[MATERIAL FOR THIS EXERCISE]
━━━━━━━━━━
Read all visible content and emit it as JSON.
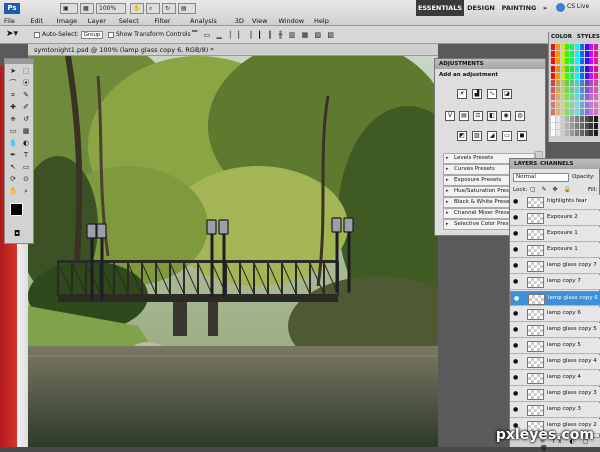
{
  "app": {
    "logo": "Ps",
    "zoom": "100%",
    "cs_live": "CS Live"
  },
  "menu": [
    "File",
    "Edit",
    "Image",
    "Layer",
    "Select",
    "Filter",
    "Analysis",
    "3D",
    "View",
    "Window",
    "Help"
  ],
  "workspaces": {
    "essentials": "ESSENTIALS",
    "design": "DESIGN",
    "painting": "PAINTING",
    "more": "»"
  },
  "options": {
    "auto_select": "Auto-Select:",
    "auto_select_value": "Group",
    "show_transform": "Show Transform Controls"
  },
  "document": {
    "tab_title": "symtonight1.psd @ 100% (lamp glass copy 6, RGB/8) *"
  },
  "adjustments": {
    "panel_title": "ADJUSTMENTS",
    "add_label": "Add an adjustment",
    "presets": [
      "Levels Presets",
      "Curves Presets",
      "Exposure Presets",
      "Hue/Saturation Presets",
      "Black & White Presets",
      "Channel Mixer Presets",
      "Selective Color Presets"
    ]
  },
  "color_panel": {
    "tabs": [
      "COLOR",
      "STYLES"
    ]
  },
  "layers": {
    "tabs": [
      "LAYERS",
      "CHANNELS"
    ],
    "blend_mode": "Normal",
    "opacity_label": "Opacity:",
    "lock_label": "Lock:",
    "fill_label": "Fill:",
    "rows": [
      {
        "name": "highlights fear",
        "selected": false
      },
      {
        "name": "Exposure 2",
        "selected": false
      },
      {
        "name": "Exposure 1",
        "selected": false
      },
      {
        "name": "Exposure 1",
        "selected": false
      },
      {
        "name": "lamp glass copy 7",
        "selected": false
      },
      {
        "name": "lamp copy 7",
        "selected": false
      },
      {
        "name": "lamp glass copy 6",
        "selected": true
      },
      {
        "name": "lamp copy 6",
        "selected": false
      },
      {
        "name": "lamp glass copy 5",
        "selected": false
      },
      {
        "name": "lamp copy 5",
        "selected": false
      },
      {
        "name": "lamp glass copy 4",
        "selected": false
      },
      {
        "name": "lamp copy 4",
        "selected": false
      },
      {
        "name": "lamp glass copy 3",
        "selected": false
      },
      {
        "name": "lamp copy 3",
        "selected": false
      },
      {
        "name": "lamp glass copy 2",
        "selected": false
      }
    ]
  },
  "watermark": "pxleyes.com"
}
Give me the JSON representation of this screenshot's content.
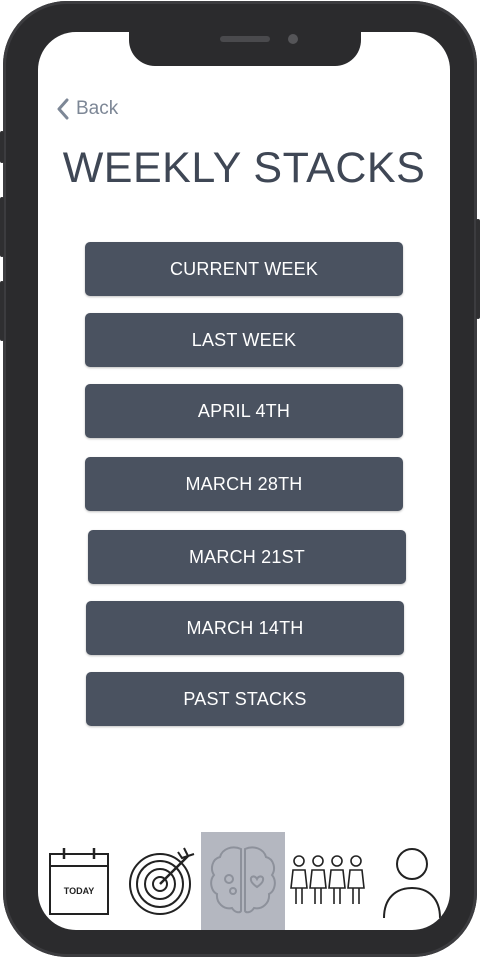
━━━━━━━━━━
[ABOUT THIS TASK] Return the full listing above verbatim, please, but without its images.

[ANSWER SPACE]
Read all visible content and emit it as JSON.
{
  "app": {
    "logo": "Ps",
    "zoom": "100%",
    "cs_live": "CS Live"
  },
  "menu": [
    "File",
    "Edit",
    "Image",
    "Layer",
    "Select",
    "Filter",
    "Analysis",
    "3D",
    "View",
    "Window",
    "Help"
  ],
  "workspaces": {
    "essentials": "ESSENTIALS",
    "design": "DESIGN",
    "painting": "PAINTING",
    "more": "»"
  },
  "options": {
    "auto_select": "Auto-Select:",
    "auto_select_value": "Group",
    "show_transform": "Show Transform Controls"
  },
  "document": {
    "tab_title": "symtonight1.psd @ 100% (lamp glass copy 6, RGB/8) *"
  },
  "adjustments": {
    "panel_title": "ADJUSTMENTS",
    "add_label": "Add an adjustment",
    "presets": [
      "Levels Presets",
      "Curves Presets",
      "Exposure Presets",
      "Hue/Saturation Presets",
      "Black & White Presets",
      "Channel Mixer Presets",
      "Selective Color Presets"
    ]
  },
  "color_panel": {
    "tabs": [
      "COLOR",
      "STYLES"
    ]
  },
  "layers": {
    "tabs": [
      "LAYERS",
      "CHANNELS"
    ],
    "blend_mode": "Normal",
    "opacity_label": "Opacity:",
    "lock_label": "Lock:",
    "fill_label": "Fill:",
    "rows": [
      {
        "name": "highlights fear",
        "selected": false
      },
      {
        "name": "Exposure 2",
        "selected": false
      },
      {
        "name": "Exposure 1",
        "selected": false
      },
      {
        "name": "Exposure 1",
        "selected": false
      },
      {
        "name": "lamp glass copy 7",
        "selected": false
      },
      {
        "name": "lamp copy 7",
        "selected": false
      },
      {
        "name": "lamp glass copy 6",
        "selected": true
      },
      {
        "name": "lamp copy 6",
        "selected": false
      },
      {
        "name": "lamp glass copy 5",
        "selected": false
      },
      {
        "name": "lamp copy 5",
        "selected": false
      },
      {
        "name": "lamp glass copy 4",
        "selected": false
      },
      {
        "name": "lamp copy 4",
        "selected": false
      },
      {
        "name": "lamp glass copy 3",
        "selected": false
      },
      {
        "name": "lamp copy 3",
        "selected": false
      },
      {
        "name": "lamp glass copy 2",
        "selected": false
      }
    ]
  },
  "watermark": "pxleyes.com"
}
Give me the JSON representation of this screenshot's content.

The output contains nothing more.